Growers Can Make More Money by Going OrganicBy Don Comis
July 25, 2006
It looks like Minnesota grain farmers could make more money by switching to organic grain crops. That's the conclusion of a four-year study being announced today at the American Agricultural Economics Association's annual meeting in Long Beach, Calif.
David W. Archer, an Agricultural Research Service (ARS) economist, and Hillarius Kludze, an ARS soil scientist, will present a paper on this study, conducted at the Swan Lake Research Farm near Morris, Minn. The study was unusual in that it analyzed both economic risks and transition effects of switching to organic farming.
The 130-acre Swan Lake farm is representative of typical corn-soybean farms in Minnesota. The ARS North Central Soil Conservation Research Lab in Morris leases this farm for field research from the local Barnes-Aastad Soil and Water Conservation Research Association.

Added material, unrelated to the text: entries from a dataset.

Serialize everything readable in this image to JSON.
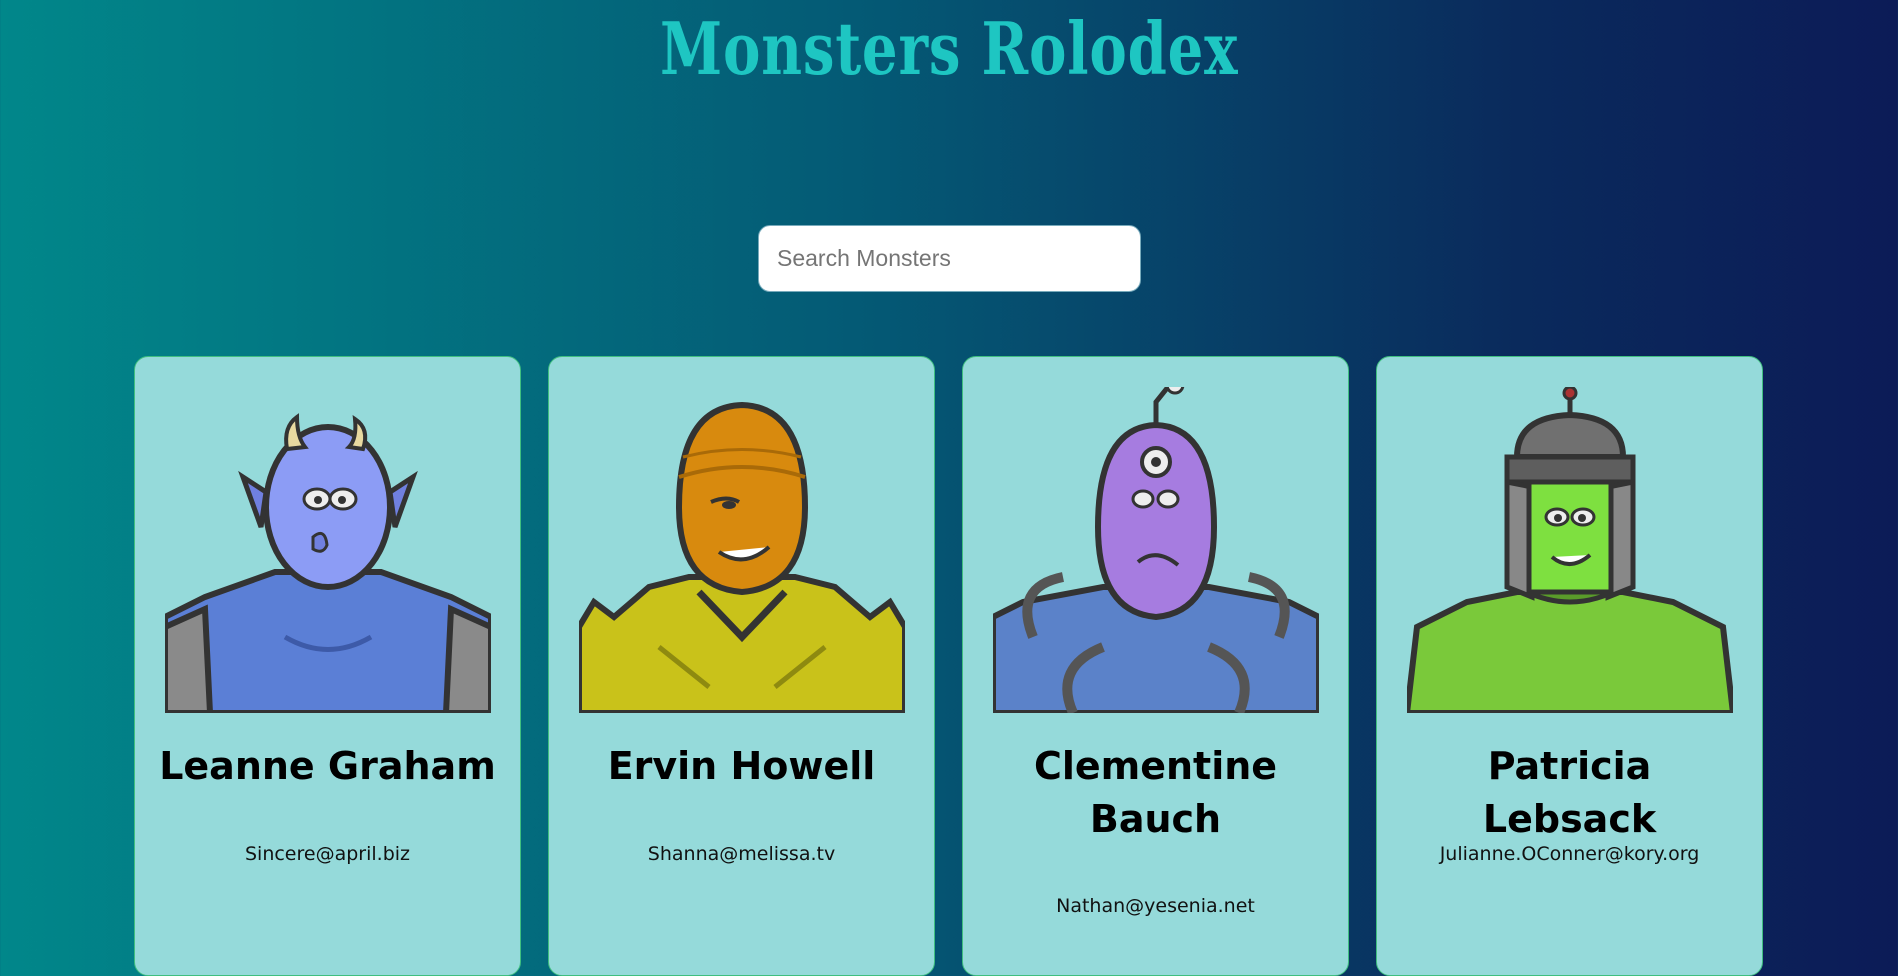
{
  "header": {
    "title": "Monsters Rolodex"
  },
  "search": {
    "placeholder": "Search Monsters",
    "value": ""
  },
  "monsters": [
    {
      "name": "Leanne Graham",
      "email": "Sincere@april.biz",
      "theme": "blue-horned"
    },
    {
      "name": "Ervin Howell",
      "email": "Shanna@melissa.tv",
      "theme": "orange-spiky"
    },
    {
      "name": "Clementine Bauch",
      "email": "Nathan@yesenia.net",
      "theme": "purple-cyclops"
    },
    {
      "name": "Patricia Lebsack",
      "email": "Julianne.OConner@kory.org",
      "theme": "green-helmet"
    }
  ],
  "colors": {
    "title": "#1ec6c2",
    "card_background": "#95dada",
    "card_border": "#3fbf7f"
  }
}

Archer and Kludze compared an organic corn-soybean rotation and an organic corn-soybean-spring wheat/alfalfa rotationhalf grown with conventional tillage and half with strip tillagewith a corn-soybean rotation using conventional tillage. Strip tillage involves tilling only the middle of the seedbed. The scientists found that when strip tillage is used with organic farming, one of the transition risks is an increase in weeds until farmers learn to manage the system.
Computer simulations projected costs, yields and risks over a 20-year period, using yield and economic data from the four-year study, as well as crop price records of recent years.
Records showed that organic crops fetched much more than conventional crops: soybeans, up to $14 more per bushel; corn, up to $3 more; and wheat, up to $5 more. Organic alfalfa hay is too new to have a track record, so researchers recorded it as selling for the same price as conventionally grown hay.
Another computer model projected that farmers would net an average $50 to $60 more per acre a year by going organic, even with the highest transition costs. The premium price advantage would outweigh the initial higher costs and possibly lower yields, even if organic prices were to drop by half.
ARS is the U.S. Department of Agriculture's chief scientific research agency.